> **ASSIGNED TASK**
Report each line of the records below that holds the word "this".

> **DATASET EXTRACT**
-----

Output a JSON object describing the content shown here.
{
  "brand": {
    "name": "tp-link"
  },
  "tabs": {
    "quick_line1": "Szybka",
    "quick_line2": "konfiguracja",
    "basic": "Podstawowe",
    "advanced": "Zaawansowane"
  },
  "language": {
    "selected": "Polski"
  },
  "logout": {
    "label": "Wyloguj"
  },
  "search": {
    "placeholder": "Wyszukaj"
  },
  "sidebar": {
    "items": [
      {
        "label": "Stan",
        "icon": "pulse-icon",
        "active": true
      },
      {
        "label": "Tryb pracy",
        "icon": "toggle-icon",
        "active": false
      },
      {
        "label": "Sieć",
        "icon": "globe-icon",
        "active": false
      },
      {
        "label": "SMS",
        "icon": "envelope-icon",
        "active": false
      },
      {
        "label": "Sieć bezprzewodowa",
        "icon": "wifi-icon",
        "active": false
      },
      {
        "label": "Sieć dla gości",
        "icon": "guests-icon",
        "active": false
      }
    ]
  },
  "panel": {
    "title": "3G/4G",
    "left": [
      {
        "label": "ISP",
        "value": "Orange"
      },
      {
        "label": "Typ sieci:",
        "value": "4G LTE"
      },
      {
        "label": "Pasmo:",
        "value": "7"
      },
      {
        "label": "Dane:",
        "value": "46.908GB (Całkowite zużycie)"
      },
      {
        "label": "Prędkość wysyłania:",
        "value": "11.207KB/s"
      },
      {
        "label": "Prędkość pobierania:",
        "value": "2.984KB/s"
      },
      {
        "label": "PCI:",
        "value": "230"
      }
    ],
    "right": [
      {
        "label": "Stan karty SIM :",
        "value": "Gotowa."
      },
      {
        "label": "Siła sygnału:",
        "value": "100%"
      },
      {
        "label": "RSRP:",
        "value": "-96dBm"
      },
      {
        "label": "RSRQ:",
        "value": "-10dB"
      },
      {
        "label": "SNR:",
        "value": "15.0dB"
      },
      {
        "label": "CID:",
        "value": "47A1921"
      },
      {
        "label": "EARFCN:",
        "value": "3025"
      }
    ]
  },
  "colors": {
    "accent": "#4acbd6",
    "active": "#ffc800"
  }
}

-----

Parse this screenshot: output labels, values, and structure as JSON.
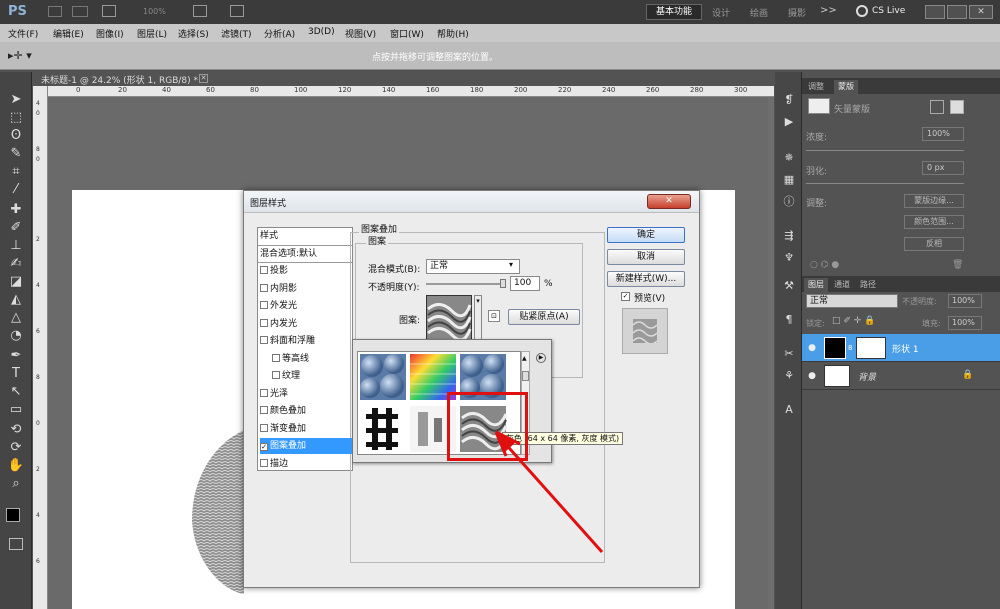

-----

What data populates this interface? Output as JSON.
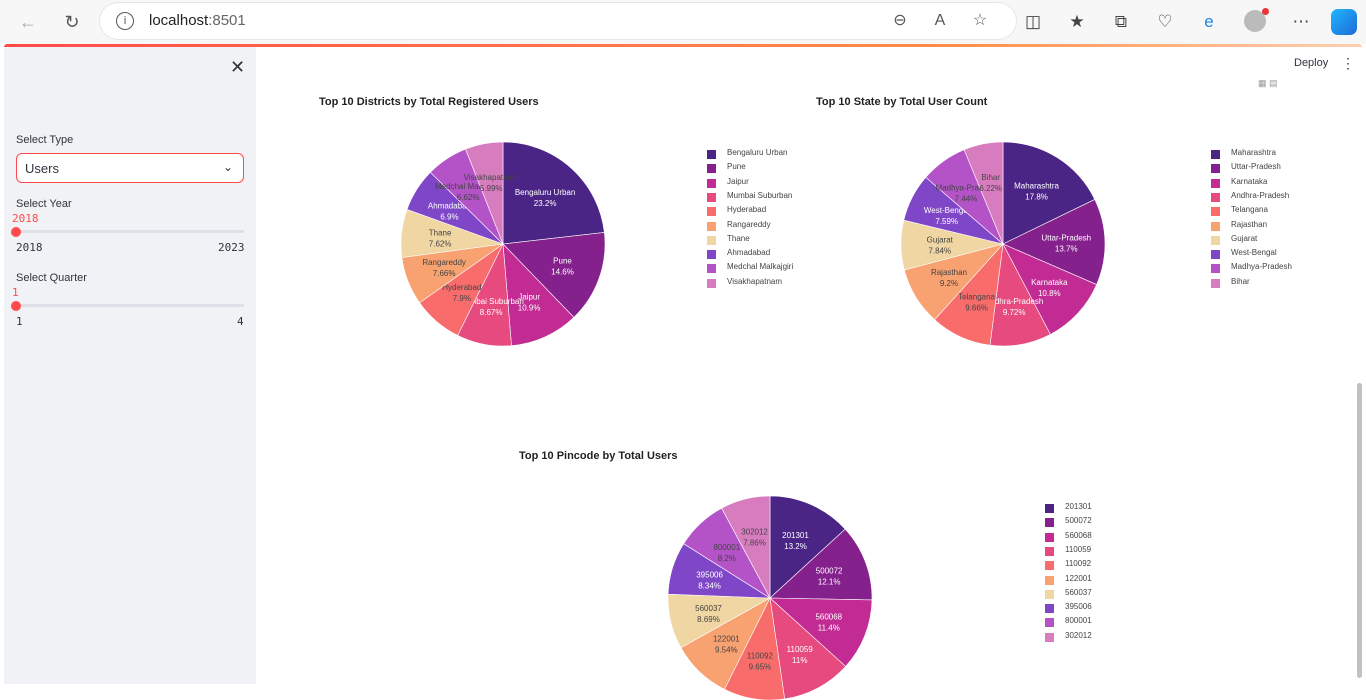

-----

> **ANSWER**
Parse this screenshot: output labels, values, and structure as JSON.
What data populates this interface? Output as JSON.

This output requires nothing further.